While the word “nourishing” is used to describe dream consumption, it doesn’t seem like Drowzee are really sustaining themselves on a diet of dreams, or at least they aren’t “digesting” them (for what little sense that would even make). Rather, they retain them in some form and can even show them to you if you sleep nearby a friendly one. Honestly, that sounds like a lucrative business model: raise a staff of Drowzee or Hypno and have them induce pleasant dreams in people who are otherwise having trouble sleeping well. The most recent games mention that this is even done for medical purposes in-universe, but we haven’t actually seen it in practice yet, so I’m jumping all over this start-up opportunity. Fictional financiers, call me.
There’s also some key signs given in the Pokédex for how to know if you’ve had your dreams eaten by a Drowzee – for example, waking up with an itchy nose (since apparently that’s where it sucks your dreams out, all mummification-style), or remembering that you had a nice dream without being able to recall any details about it (which is just broad enough to make you suspicious of your own situation). It’s nice that the Pokédex takes these occasional detours from hyperbolic claims and zoo-plaque facts to act as something of a field survival guide.

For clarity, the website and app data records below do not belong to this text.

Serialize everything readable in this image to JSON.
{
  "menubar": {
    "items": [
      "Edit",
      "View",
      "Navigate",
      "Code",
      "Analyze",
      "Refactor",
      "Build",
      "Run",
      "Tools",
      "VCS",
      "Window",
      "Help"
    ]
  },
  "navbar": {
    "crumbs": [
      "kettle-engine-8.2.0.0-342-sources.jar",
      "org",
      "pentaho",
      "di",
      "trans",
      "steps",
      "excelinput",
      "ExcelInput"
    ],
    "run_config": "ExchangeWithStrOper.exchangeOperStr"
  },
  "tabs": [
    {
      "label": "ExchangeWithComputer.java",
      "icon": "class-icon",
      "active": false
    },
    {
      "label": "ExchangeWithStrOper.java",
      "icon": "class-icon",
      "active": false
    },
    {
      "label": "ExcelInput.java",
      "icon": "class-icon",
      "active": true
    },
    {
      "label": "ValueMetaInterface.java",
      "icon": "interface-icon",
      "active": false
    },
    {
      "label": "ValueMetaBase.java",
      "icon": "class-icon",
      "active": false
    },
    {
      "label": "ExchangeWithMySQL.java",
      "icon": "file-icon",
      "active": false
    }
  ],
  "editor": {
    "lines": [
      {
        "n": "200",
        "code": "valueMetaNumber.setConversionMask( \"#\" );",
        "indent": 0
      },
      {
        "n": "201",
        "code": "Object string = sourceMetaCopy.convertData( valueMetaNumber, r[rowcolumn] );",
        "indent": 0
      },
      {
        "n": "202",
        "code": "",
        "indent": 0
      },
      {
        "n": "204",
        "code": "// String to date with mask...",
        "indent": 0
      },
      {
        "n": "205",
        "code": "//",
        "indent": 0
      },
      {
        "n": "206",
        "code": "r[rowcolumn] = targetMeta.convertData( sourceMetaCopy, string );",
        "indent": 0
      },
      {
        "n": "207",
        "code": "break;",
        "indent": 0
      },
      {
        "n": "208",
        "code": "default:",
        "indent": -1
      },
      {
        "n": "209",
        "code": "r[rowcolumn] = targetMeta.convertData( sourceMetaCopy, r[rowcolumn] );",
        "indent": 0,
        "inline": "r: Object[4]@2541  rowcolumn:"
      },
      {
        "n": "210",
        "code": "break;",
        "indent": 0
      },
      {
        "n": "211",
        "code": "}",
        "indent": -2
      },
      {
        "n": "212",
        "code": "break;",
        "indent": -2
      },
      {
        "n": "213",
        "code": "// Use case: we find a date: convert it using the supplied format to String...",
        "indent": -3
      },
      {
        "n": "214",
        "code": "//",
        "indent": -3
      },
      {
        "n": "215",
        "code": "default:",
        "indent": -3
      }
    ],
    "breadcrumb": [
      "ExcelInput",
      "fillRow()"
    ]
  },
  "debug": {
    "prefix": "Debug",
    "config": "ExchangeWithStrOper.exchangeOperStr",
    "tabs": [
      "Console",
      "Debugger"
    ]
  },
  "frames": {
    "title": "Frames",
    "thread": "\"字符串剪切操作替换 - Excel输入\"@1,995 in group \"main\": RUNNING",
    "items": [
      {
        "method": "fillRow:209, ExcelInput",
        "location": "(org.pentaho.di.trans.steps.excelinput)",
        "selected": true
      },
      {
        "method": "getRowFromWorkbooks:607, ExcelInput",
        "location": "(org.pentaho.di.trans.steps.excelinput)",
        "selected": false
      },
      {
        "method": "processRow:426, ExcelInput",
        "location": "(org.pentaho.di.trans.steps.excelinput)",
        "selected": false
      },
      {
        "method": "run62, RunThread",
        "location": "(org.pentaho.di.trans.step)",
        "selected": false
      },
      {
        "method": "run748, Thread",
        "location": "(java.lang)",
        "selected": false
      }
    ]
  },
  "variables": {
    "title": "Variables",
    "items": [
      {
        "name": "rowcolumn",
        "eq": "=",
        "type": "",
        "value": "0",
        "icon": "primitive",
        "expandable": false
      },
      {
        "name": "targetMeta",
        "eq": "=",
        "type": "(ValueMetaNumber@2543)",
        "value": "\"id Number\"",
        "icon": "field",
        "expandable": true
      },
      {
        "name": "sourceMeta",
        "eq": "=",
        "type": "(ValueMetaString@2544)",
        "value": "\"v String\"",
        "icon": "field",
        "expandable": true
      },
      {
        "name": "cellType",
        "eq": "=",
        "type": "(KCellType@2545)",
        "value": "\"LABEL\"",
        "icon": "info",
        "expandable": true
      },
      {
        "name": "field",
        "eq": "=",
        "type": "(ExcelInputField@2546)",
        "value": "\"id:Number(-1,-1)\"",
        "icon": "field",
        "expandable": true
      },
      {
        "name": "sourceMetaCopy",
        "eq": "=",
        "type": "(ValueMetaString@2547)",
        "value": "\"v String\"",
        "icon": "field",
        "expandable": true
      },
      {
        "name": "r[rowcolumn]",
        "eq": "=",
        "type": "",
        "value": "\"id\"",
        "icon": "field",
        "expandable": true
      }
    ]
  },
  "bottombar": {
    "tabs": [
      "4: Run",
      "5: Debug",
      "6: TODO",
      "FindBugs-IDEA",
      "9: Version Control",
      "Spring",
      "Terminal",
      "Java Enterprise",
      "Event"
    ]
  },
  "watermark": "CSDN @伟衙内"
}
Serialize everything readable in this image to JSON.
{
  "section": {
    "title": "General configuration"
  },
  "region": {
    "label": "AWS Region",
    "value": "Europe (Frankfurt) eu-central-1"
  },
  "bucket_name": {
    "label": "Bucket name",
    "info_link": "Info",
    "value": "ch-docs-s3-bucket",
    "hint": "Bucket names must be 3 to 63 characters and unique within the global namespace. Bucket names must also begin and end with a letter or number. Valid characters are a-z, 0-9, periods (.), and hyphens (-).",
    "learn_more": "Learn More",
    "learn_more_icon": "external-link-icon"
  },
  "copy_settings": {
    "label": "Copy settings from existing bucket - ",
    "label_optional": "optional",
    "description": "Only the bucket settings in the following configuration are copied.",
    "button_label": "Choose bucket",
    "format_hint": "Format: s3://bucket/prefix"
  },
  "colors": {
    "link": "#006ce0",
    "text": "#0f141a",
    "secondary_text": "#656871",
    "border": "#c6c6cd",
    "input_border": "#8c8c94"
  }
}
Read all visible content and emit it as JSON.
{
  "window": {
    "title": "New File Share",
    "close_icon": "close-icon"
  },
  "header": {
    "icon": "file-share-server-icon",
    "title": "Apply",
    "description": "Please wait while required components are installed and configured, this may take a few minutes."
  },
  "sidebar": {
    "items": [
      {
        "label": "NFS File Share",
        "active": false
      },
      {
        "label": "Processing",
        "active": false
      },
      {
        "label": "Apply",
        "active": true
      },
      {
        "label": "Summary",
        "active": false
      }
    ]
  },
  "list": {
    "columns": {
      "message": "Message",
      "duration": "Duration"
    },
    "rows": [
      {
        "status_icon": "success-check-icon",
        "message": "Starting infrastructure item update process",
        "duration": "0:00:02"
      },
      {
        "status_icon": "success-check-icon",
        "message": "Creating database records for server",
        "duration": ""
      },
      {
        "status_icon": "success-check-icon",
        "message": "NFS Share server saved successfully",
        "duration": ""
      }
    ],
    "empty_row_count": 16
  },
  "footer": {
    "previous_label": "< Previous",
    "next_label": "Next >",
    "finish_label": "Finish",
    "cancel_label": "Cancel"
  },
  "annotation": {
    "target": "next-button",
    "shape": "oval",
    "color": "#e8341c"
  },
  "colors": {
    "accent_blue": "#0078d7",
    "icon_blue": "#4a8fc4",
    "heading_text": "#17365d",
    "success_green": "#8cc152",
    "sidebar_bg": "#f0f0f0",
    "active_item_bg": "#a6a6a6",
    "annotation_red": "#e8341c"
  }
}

Hypno, meanwhile, is characterized as less of a colorful animal and more of a nightmare-monster. It’s very precise and practiced with its pendulum, which it uses to deliberately put prey to sleep before consuming their dreams, which makes it a distinctly predatory take on what Drowzee already does. There are a few Pokémon who are near-permanently asleep in the first place, but Hypno is only mentioned as preying on one of them. It’s a little disappointing that we’ve never gotten more interplay between the dream-eating Pokémon and the famously always-snoozing Snorlax; I love the visual idea of a Hypno or Drowzee sneaking up on and stealing the dreams of a monster more than five times its size.
Hypno is notably one of the few Pokémon primarily shown wielding a tool that isn’t a natural part of its body – it’s just Farfetch’d, Abra‘s evolutions, and the Cubone family in the first generation, and then the practice becomes notably rare almost immediately after the original games. To hazard a guess, the concept of equipping Pokémon with “held” items was introduced in the very next games, which kind of conflicts with them already holding weapons. They even retroactively invented items that specifically benefit those other three, but Hypno just got passed over for whatever reason.
It’s also the third evolutionary line in the first generation where hypnosis-induced sleep is a core element of its design, and we’ve only gotten another three in all six of the following generations combined. Again making speculation here, it’s possible that the fuss about Kadabra and Uri Geller made Game Freak gun-shy on including direct references to stage magic in the designs themselves, but it also could just be because the Hynosis corner is already a little full. Either way, it’s fun to look at what concepts fall in and out of style with the team over the years!
Drowzee starts out a neat concept, but Hypno drops the ball a bit and the series never gave them their time to shine, which sounds a lot like a design that can be Retired. Realistically, though, the most we’ll ever see for a first-generation Pokémon is them being relegated to the Reserve roster.
Any and all appreciation for Drowzee and Hypno is welcome in the comments!